Data extract ::
BEGIN

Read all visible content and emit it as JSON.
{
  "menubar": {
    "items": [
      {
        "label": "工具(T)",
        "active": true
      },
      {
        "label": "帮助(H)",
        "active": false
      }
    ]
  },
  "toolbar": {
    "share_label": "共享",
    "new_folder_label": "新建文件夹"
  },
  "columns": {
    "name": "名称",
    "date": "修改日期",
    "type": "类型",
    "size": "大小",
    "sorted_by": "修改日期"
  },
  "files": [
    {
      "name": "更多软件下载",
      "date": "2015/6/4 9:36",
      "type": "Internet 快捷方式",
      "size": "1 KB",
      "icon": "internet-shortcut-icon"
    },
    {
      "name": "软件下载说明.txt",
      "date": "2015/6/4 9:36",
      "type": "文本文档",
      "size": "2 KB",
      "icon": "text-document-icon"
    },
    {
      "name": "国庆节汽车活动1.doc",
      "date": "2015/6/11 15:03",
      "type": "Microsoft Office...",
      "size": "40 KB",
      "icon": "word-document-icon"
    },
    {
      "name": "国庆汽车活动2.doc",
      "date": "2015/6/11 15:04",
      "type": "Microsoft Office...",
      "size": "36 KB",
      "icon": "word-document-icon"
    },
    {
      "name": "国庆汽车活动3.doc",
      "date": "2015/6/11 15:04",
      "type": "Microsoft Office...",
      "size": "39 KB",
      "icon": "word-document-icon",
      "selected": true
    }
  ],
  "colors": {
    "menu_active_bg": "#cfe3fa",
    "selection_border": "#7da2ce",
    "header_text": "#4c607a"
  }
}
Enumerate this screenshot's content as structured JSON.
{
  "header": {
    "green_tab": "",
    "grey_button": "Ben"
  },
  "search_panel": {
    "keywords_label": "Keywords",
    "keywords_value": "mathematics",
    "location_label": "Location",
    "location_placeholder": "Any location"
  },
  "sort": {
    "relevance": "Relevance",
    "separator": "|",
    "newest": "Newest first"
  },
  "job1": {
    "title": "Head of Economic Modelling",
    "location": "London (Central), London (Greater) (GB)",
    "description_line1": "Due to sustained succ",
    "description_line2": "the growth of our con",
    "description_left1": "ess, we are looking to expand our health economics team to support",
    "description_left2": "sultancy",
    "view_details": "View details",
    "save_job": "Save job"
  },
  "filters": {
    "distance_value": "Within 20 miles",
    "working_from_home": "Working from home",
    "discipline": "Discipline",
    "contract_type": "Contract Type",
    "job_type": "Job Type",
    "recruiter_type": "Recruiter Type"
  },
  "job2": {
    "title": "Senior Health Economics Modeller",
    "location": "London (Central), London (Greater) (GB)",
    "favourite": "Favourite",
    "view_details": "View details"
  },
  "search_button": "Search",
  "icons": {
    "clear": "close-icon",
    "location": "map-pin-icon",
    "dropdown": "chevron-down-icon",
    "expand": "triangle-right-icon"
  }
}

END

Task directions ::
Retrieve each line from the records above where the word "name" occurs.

Solution for this task ::
    "name": "名称",
      "name": "更多软件下载",
      "name": "软件下载说明.txt",
      "name": "国庆节汽车活动1.doc",
      "name": "国庆汽车活动2.doc",
      "name": "国庆汽车活动3.doc",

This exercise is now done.